To put your original plan in a broader context, I like to hearken back to my days as an engineer (long, long ago). All engineers know that, in designing any system, you never assume that there will not be a component failure. Every component has a non-zero probability of failure. The key is to understand the failure probability for every component and understand the consequences of any particular component failure. For mission critical components -- i.e. - the system completely fails if the component fails -- you build in redundancy, because each redundant train reduces the probability of failure exponentially. (e.g. - in a power plant, you have multiple feed pumps running off independent power supplies.) You can also over-design, so that a system can tolerate some level of component failure and still meet the output requirements. (e.g. - design an injection system capable of delivering flow at twice the rate you really need).

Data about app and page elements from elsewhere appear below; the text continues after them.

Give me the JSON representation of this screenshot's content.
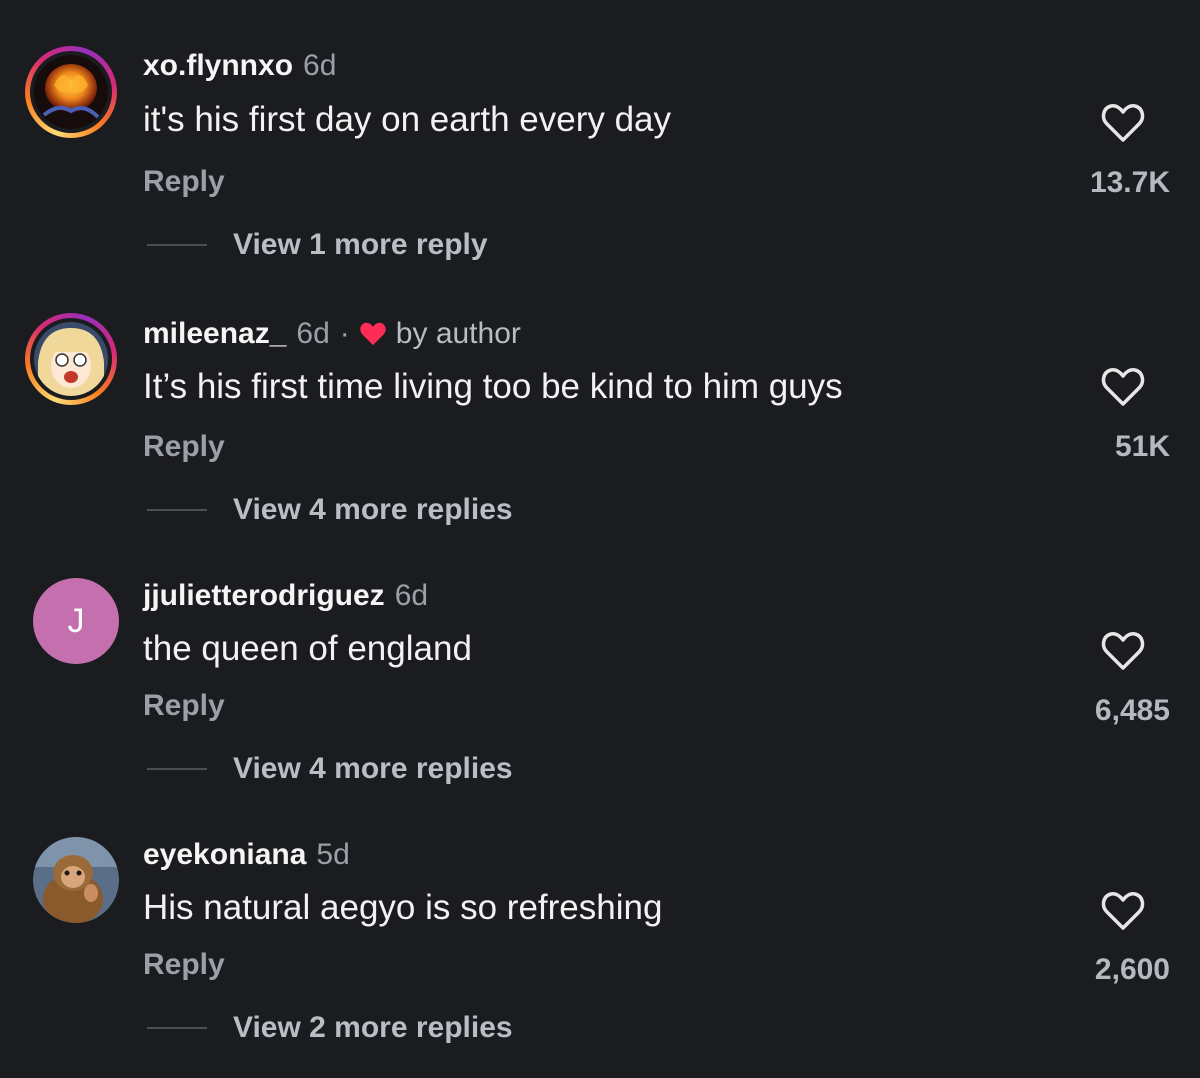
{
  "colors": {
    "background": "#1b1c20",
    "primary_text": "#f5f5f5",
    "secondary_text": "#9ba0a8",
    "author_heart": "#ff2d55",
    "letter_avatar": "#c46fae"
  },
  "comments": [
    {
      "username": "xo.flynnxo",
      "time": "6d",
      "text": "it's his first day on earth every day",
      "reply_label": "Reply",
      "likes": "13.7K",
      "view_more": "View 1 more reply",
      "avatar": {
        "type": "image",
        "icon": "fire-butterfly-avatar",
        "story_ring": true
      }
    },
    {
      "username": "mileenaz_",
      "time": "6d",
      "separator": "·",
      "liked_by_author": "by author",
      "text": "It’s his first time living too be kind to him guys",
      "reply_label": "Reply",
      "likes": "51K",
      "view_more": "View 4 more replies",
      "avatar": {
        "type": "image",
        "icon": "anime-girl-avatar",
        "story_ring": true
      }
    },
    {
      "username": "jjulietterodriguez",
      "time": "6d",
      "text": "the queen of england",
      "reply_label": "Reply",
      "likes": "6,485",
      "view_more": "View 4 more replies",
      "avatar": {
        "type": "letter",
        "letter": "J",
        "story_ring": false
      }
    },
    {
      "username": "eyekoniana",
      "time": "5d",
      "text": "His natural aegyo is so refreshing",
      "reply_label": "Reply",
      "likes": "2,600",
      "view_more": "View 2 more replies",
      "avatar": {
        "type": "image",
        "icon": "monkey-avatar",
        "story_ring": false
      }
    }
  ]
}
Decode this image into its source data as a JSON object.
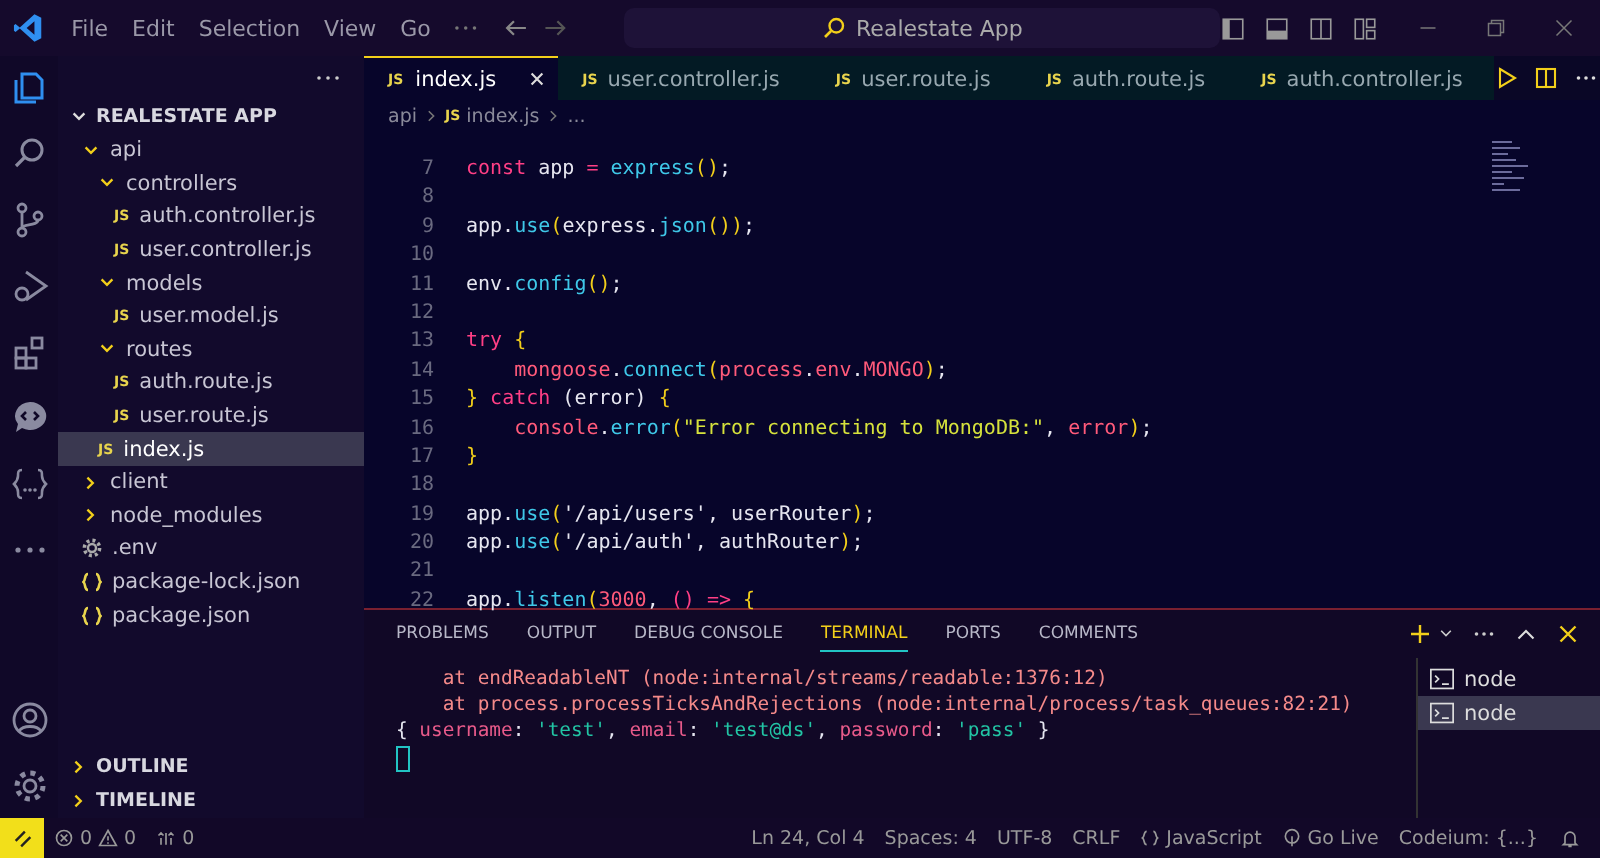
{
  "title_bar": {
    "menu": [
      "File",
      "Edit",
      "Selection",
      "View",
      "Go"
    ],
    "search": {
      "value": "Realestate App"
    }
  },
  "activity_bar": [
    {
      "kind": "explorer",
      "selected": true
    },
    {
      "kind": "search",
      "selected": false
    },
    {
      "kind": "source-control",
      "selected": false
    },
    {
      "kind": "run",
      "selected": false
    },
    {
      "kind": "extensions",
      "selected": false
    },
    {
      "kind": "chat",
      "selected": false
    },
    {
      "kind": "braces",
      "selected": false
    },
    {
      "kind": "more",
      "selected": false
    }
  ],
  "sidebar": {
    "project": "REALESTATE APP",
    "tree": [
      {
        "name": "api",
        "kind": "folder",
        "expanded": true,
        "selected": false,
        "children": [
          {
            "name": "controllers",
            "kind": "folder",
            "expanded": true,
            "selected": false,
            "children": [
              {
                "name": "auth.controller.js",
                "kind": "js",
                "badge": "JS",
                "selected": false
              },
              {
                "name": "user.controller.js",
                "kind": "js",
                "badge": "JS",
                "selected": false
              }
            ]
          },
          {
            "name": "models",
            "kind": "folder",
            "expanded": true,
            "selected": false,
            "children": [
              {
                "name": "user.model.js",
                "kind": "js",
                "badge": "JS",
                "selected": false
              }
            ]
          },
          {
            "name": "routes",
            "kind": "folder",
            "expanded": true,
            "selected": false,
            "children": [
              {
                "name": "auth.route.js",
                "kind": "js",
                "badge": "JS",
                "selected": false
              },
              {
                "name": "user.route.js",
                "kind": "js",
                "badge": "JS",
                "selected": false
              }
            ]
          },
          {
            "name": "index.js",
            "kind": "js",
            "badge": "JS",
            "selected": true
          }
        ]
      },
      {
        "name": "client",
        "kind": "folder",
        "expanded": false,
        "selected": false
      },
      {
        "name": "node_modules",
        "kind": "folder",
        "expanded": false,
        "selected": false
      },
      {
        "name": ".env",
        "kind": "env",
        "selected": false
      },
      {
        "name": "package-lock.json",
        "kind": "json",
        "selected": false
      },
      {
        "name": "package.json",
        "kind": "json",
        "selected": false
      }
    ],
    "sections": [
      "OUTLINE",
      "TIMELINE"
    ]
  },
  "editor_tabs": [
    {
      "label": "index.js",
      "badge": "JS",
      "selected": true
    },
    {
      "label": "user.controller.js",
      "badge": "JS",
      "selected": false
    },
    {
      "label": "user.route.js",
      "badge": "JS",
      "selected": false
    },
    {
      "label": "auth.route.js",
      "badge": "JS",
      "selected": false
    },
    {
      "label": "auth.controller.js",
      "badge": "JS",
      "selected": false
    }
  ],
  "breadcrumb": [
    {
      "label": "api"
    },
    {
      "label": "index.js",
      "badge": "JS"
    },
    {
      "label": "..."
    }
  ],
  "code_lines": [
    {
      "number": "7",
      "tokens": [
        {
          "text": "const",
          "kind": "keyword"
        },
        {
          "text": " app ",
          "kind": "plain"
        },
        {
          "text": "=",
          "kind": "keyword"
        },
        {
          "text": " express",
          "kind": "function"
        },
        {
          "text": "()",
          "kind": "paren"
        },
        {
          "text": ";",
          "kind": "plain"
        }
      ]
    },
    {
      "number": "8"
    },
    {
      "number": "9",
      "tokens": [
        {
          "text": "app.",
          "kind": "plain"
        },
        {
          "text": "use",
          "kind": "function"
        },
        {
          "text": "(",
          "kind": "paren"
        },
        {
          "text": "express.",
          "kind": "plain"
        },
        {
          "text": "json",
          "kind": "function"
        },
        {
          "text": "())",
          "kind": "paren"
        },
        {
          "text": ";",
          "kind": "plain"
        }
      ]
    },
    {
      "number": "10"
    },
    {
      "number": "11",
      "tokens": [
        {
          "text": "env.",
          "kind": "plain"
        },
        {
          "text": "config",
          "kind": "function"
        },
        {
          "text": "()",
          "kind": "paren"
        },
        {
          "text": ";",
          "kind": "plain"
        }
      ]
    },
    {
      "number": "12"
    },
    {
      "number": "13",
      "tokens": [
        {
          "text": "try",
          "kind": "keyword"
        },
        {
          "text": " {",
          "kind": "paren"
        }
      ]
    },
    {
      "number": "14",
      "tokens": [
        {
          "text": "    mongoose",
          "kind": "variable"
        },
        {
          "text": ".",
          "kind": "plain"
        },
        {
          "text": "connect",
          "kind": "function"
        },
        {
          "text": "(",
          "kind": "paren"
        },
        {
          "text": "process",
          "kind": "variable"
        },
        {
          "text": ".",
          "kind": "plain"
        },
        {
          "text": "env",
          "kind": "variable"
        },
        {
          "text": ".",
          "kind": "plain"
        },
        {
          "text": "MONGO",
          "kind": "variable"
        },
        {
          "text": ")",
          "kind": "paren"
        },
        {
          "text": ";",
          "kind": "plain"
        }
      ]
    },
    {
      "number": "15",
      "tokens": [
        {
          "text": "} ",
          "kind": "paren"
        },
        {
          "text": "catch",
          "kind": "keyword"
        },
        {
          "text": " (error) ",
          "kind": "plain"
        },
        {
          "text": "{",
          "kind": "paren"
        }
      ]
    },
    {
      "number": "16",
      "tokens": [
        {
          "text": "    console",
          "kind": "variable"
        },
        {
          "text": ".",
          "kind": "plain"
        },
        {
          "text": "error",
          "kind": "function"
        },
        {
          "text": "(",
          "kind": "paren"
        },
        {
          "text": "\"Error connecting to MongoDB:\"",
          "kind": "string"
        },
        {
          "text": ", ",
          "kind": "plain"
        },
        {
          "text": "error",
          "kind": "variable"
        },
        {
          "text": ")",
          "kind": "paren"
        },
        {
          "text": ";",
          "kind": "plain"
        }
      ]
    },
    {
      "number": "17",
      "tokens": [
        {
          "text": "}",
          "kind": "paren"
        }
      ]
    },
    {
      "number": "18"
    },
    {
      "number": "19",
      "tokens": [
        {
          "text": "app.",
          "kind": "plain"
        },
        {
          "text": "use",
          "kind": "function"
        },
        {
          "text": "(",
          "kind": "paren"
        },
        {
          "text": "'/api/users'",
          "kind": "plain"
        },
        {
          "text": ", userRouter",
          "kind": "plain"
        },
        {
          "text": ")",
          "kind": "paren"
        },
        {
          "text": ";",
          "kind": "plain"
        }
      ]
    },
    {
      "number": "20",
      "tokens": [
        {
          "text": "app.",
          "kind": "plain"
        },
        {
          "text": "use",
          "kind": "function"
        },
        {
          "text": "(",
          "kind": "paren"
        },
        {
          "text": "'/api/auth'",
          "kind": "plain"
        },
        {
          "text": ", authRouter",
          "kind": "plain"
        },
        {
          "text": ")",
          "kind": "paren"
        },
        {
          "text": ";",
          "kind": "plain"
        }
      ]
    },
    {
      "number": "21"
    },
    {
      "number": "22",
      "tokens": [
        {
          "text": "app.",
          "kind": "plain"
        },
        {
          "text": "listen",
          "kind": "function"
        },
        {
          "text": "(",
          "kind": "paren"
        },
        {
          "text": "3000",
          "kind": "variable"
        },
        {
          "text": ", ",
          "kind": "plain"
        },
        {
          "text": "() =>",
          "kind": "keyword"
        },
        {
          "text": " {",
          "kind": "paren"
        }
      ]
    }
  ],
  "panel": {
    "tabs": [
      {
        "label": "PROBLEMS",
        "selected": false
      },
      {
        "label": "OUTPUT",
        "selected": false
      },
      {
        "label": "DEBUG CONSOLE",
        "selected": false
      },
      {
        "label": "TERMINAL",
        "selected": true
      },
      {
        "label": "PORTS",
        "selected": false
      },
      {
        "label": "COMMENTS",
        "selected": false
      }
    ],
    "terminal_lines": [
      [
        {
          "text": "    at endReadableNT (node:internal/streams/readable:1376:12)",
          "kind": "stack"
        }
      ],
      [
        {
          "text": "    at process.processTicksAndRejections (node:internal/process/task_queues:82:21)",
          "kind": "stack"
        }
      ],
      [
        {
          "text": "{ ",
          "kind": "plain"
        },
        {
          "text": "username",
          "kind": "key"
        },
        {
          "text": ": ",
          "kind": "plain"
        },
        {
          "text": "'test'",
          "kind": "string"
        },
        {
          "text": ", ",
          "kind": "plain"
        },
        {
          "text": "email",
          "kind": "key"
        },
        {
          "text": ": ",
          "kind": "plain"
        },
        {
          "text": "'test@ds'",
          "kind": "string"
        },
        {
          "text": ", ",
          "kind": "plain"
        },
        {
          "text": "password",
          "kind": "key"
        },
        {
          "text": ": ",
          "kind": "plain"
        },
        {
          "text": "'pass'",
          "kind": "string"
        },
        {
          "text": " }",
          "kind": "plain"
        }
      ]
    ],
    "terminals": [
      {
        "label": "node",
        "selected": false
      },
      {
        "label": "node",
        "selected": true
      }
    ]
  },
  "status_bar": {
    "errors": "0",
    "warnings": "0",
    "ports": "0",
    "right": [
      {
        "text": "Ln 24, Col 4",
        "kind": "text"
      },
      {
        "text": "Spaces: 4",
        "kind": "text"
      },
      {
        "text": "UTF-8",
        "kind": "text"
      },
      {
        "text": "CRLF",
        "kind": "text"
      },
      {
        "text": "JavaScript",
        "kind": "language"
      },
      {
        "text": "Go Live",
        "kind": "live"
      },
      {
        "text": "Codeium: {...}",
        "kind": "text"
      }
    ]
  }
}
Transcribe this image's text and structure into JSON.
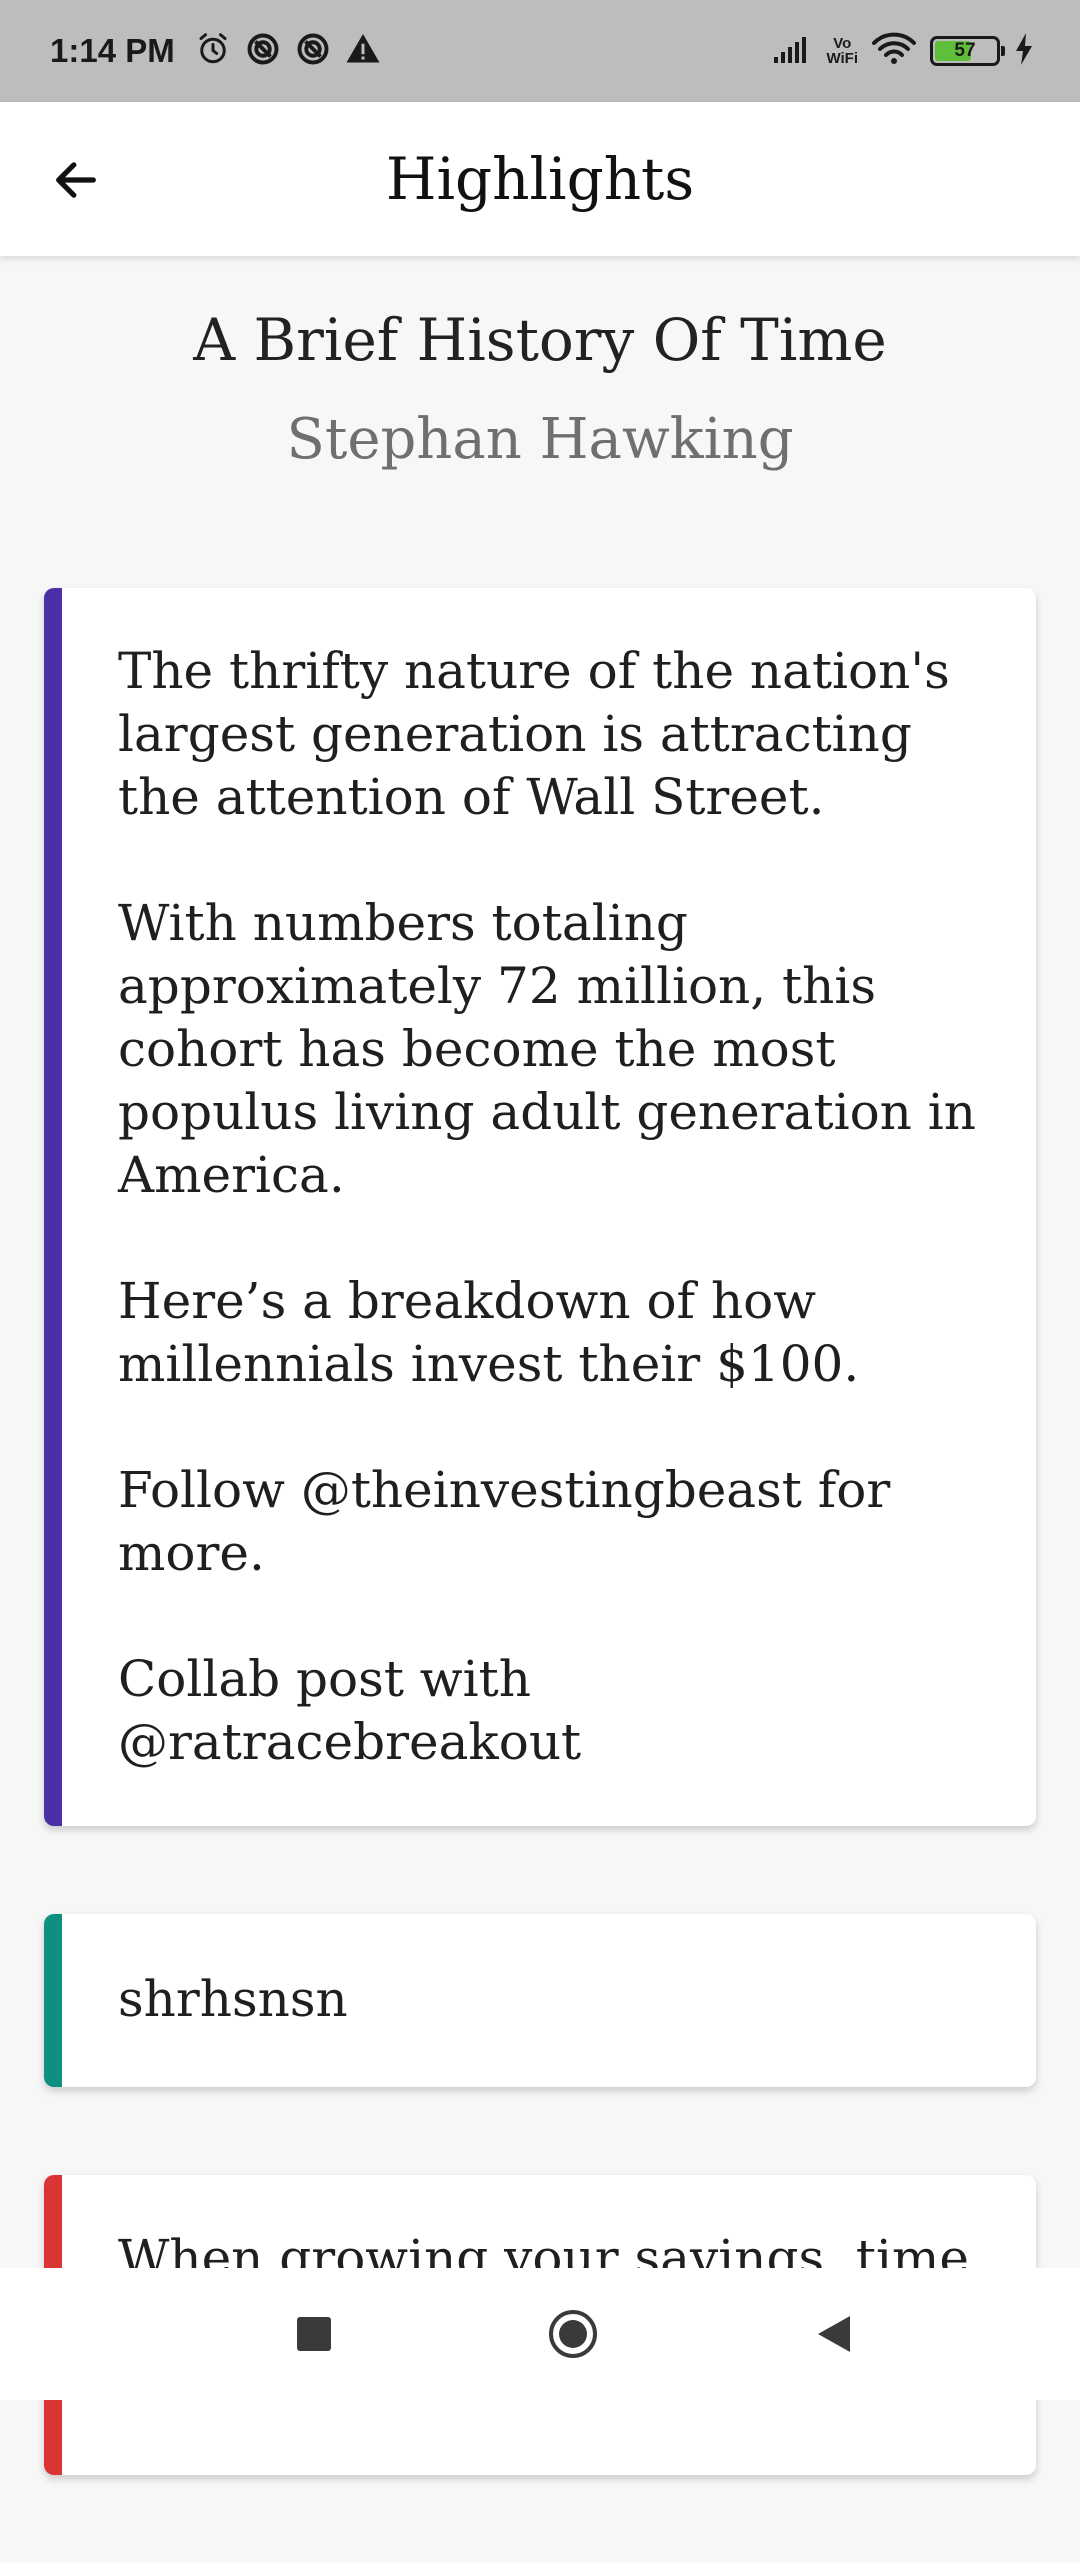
{
  "status_bar": {
    "time": "1:14 PM",
    "left_icons": [
      "alarm-icon",
      "data-saver-icon",
      "data-saver-icon",
      "warning-icon"
    ],
    "volte": "Vo\nWiFi",
    "battery_level": "57",
    "battery_percent": 57,
    "battery_color": "#5fbf3a"
  },
  "app_bar": {
    "title": "Highlights",
    "back_icon": "arrow-left-icon"
  },
  "book": {
    "title": "A Brief History Of Time",
    "author": "Stephan Hawking"
  },
  "highlights": [
    {
      "color": "#4b2fa6",
      "text": "The thrifty nature of the nation's largest generation is attracting the attention of Wall Street.\n\nWith numbers totaling approximately 72 million, this cohort has become the most populus living adult generation in America.\n\nHere’s a breakdown of how millennials invest their $100.\n\nFollow @theinvestingbeast for more.\n\nCollab post with @ratracebreakout"
    },
    {
      "color": "#0f8f80",
      "text": "shrhsnsn"
    },
    {
      "color": "#d93535",
      "text": "When growing your savings, time is your friend. The longer you can"
    }
  ],
  "nav_bar": {
    "recents_icon": "square-icon",
    "home_icon": "circle-home-icon",
    "back_icon": "triangle-back-icon"
  }
}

Translating to the financial world -- any bond has a non-zero probability of default. It is almost a certainty that in any bond portfolio, you will have some bonds that default. I haven't gone to look it up, but I seem to recall that in normal conditions, the default rate on all corporate bonds ranges between 2% and 4%. If you are investing in high yield bonds, that percentage is almost certainly higher -- they are high yield because they are financially weaker companies. So you have part of your "retirement financial system" that has a probability of failure north of 4%. Others have shown the results of this level of failure on the cash flows of HY bond funds.
There are two responses to this problem. First, you add some redundancy. This is where asset class diversification comes in -- you can suffer a default in the bond portion and still have income flowing from your portfolio. The key, of course is to ensure that your systems are truly redundant (e.g. -- two pumps connected to the same power supply are not redundant in the case of a power loss). This is the problem we saw recently with RMBS backed CDO's, where the designers did not understand that the underlying assets were in fact highly correlated and would all fail together. Second, you can build a system that can survive some level of failure. In other words, have substantially more invested than needed to support your desired cash draw.
What you cannot do, however, is design a system that assumes no failures and barely meets the output requirements when operating properly. It doesn't work in engineering. It doesn't work in personal finance.
Living an analog life in the Digital Age.